N.H. Senate, House committees to hear possible MET amendments today
After weeks of working on solutions to the possible loss of millions in state revenue from a controversial hospital tax, House and Senate lawmakers are set to share their plans today. But the two chambers will bring different plans to the table.
Both the House and Senate Ways and Means committees will hold hearings on the plans today, with House members hearing at least two plans and senators at least one. The House amendments were released yesterday, and a Senate amendment will be presented to the committee this morning.
Two lower court rulings bringing the state’s Medicaid Enhancement Tax into question are jeopardizing millions in state revenue. In this biennium, for example, the state is expected to bring in $145.9 million from the tax. The courts deemed it unconstitutional, in part, because it’s levied only on services provided by inpatient and outpatient hospitals.
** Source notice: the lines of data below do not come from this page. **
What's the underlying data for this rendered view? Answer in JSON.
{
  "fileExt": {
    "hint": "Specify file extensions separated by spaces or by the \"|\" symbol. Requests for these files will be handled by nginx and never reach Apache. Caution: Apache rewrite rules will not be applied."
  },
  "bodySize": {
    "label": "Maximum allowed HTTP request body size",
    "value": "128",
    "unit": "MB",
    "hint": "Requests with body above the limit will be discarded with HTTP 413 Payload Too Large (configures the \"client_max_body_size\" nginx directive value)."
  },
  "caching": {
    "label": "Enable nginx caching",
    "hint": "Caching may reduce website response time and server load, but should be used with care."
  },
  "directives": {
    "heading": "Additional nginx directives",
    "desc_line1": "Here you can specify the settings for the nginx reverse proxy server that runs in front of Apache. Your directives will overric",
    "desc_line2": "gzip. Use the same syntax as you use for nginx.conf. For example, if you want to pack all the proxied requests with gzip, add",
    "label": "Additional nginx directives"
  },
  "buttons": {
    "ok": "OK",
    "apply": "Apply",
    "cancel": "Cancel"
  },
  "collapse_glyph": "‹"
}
A hospital providing physical therapy, for example, would be taxed on the service, while a nonhospital physical therapy facility wouldn’t be.
Hospitals have been paying the tax since 1991 but used to get back all of the money through the state’s rigging of a federal reimbursement system that sent dollars back to hospitals and into the state’s general fund. The federal government recently began tightening the reimbursement rules, however, and the state cut back on the return payments to hospitals in 2011, causing some hospitals to look closer at the tax and challenge it in court.
The state likely is going to appeal the rulings to the state Supreme Court. But in the meantime, the rulings are forcing lawmakers to deal with what’s long been an ignored issue.
An amendment from Rep. Cindy Rosenwald, a Nashua Democrat, seeks to clarify why the state believes it’s fair to tax inpatient and outpatient hospital services and nothing else. (Under federal law, state’s can levy hospital taxes in 19 categories, including physician services, dental services, chiropractic services and more.) Her amendment changes some language in state law to distinguish the tax as being on “hospital services,” not “patient care.”
“We think the court’s got it wrong,” Rosenwald said.
The money collected through the tax goes into an uncompensated care fund. Rosenwald’s amendment says any money in that fund must be used for public assistance programs and none of it can go into the general fund. Her amendment does not change who is being taxed or at what rate, so there is no net impact on the budget, she said.
An amendment by Rep. David Hess, a Hooksett Republican, is also revenue neutral, but it taxes more people at a lower rate. Right now, the tax is 5.5 percent on inpatient and outpatient services. His amendment would broaden the tax to include more of those 19 categories and drop the rate to 5 percent. It still exempts some services such as mental health care, nursing homes and providers of private-duty nursing services.
The House Ways and Means Committee will hear both of these amendments at 2 p.m. The Senate will hear an amendment from Senate President Chuck Morse, a Salem Republican, at 9 a.m.
The deadline to act on bills from the other chamber is May 15. If House and Senate members can’t agree on a bill by that date, they will go to a committee of conference.
(Kathleen Ronayne can be reached at 369-3309 or firstname.lastname@example.org or on Twitter @kronayne.)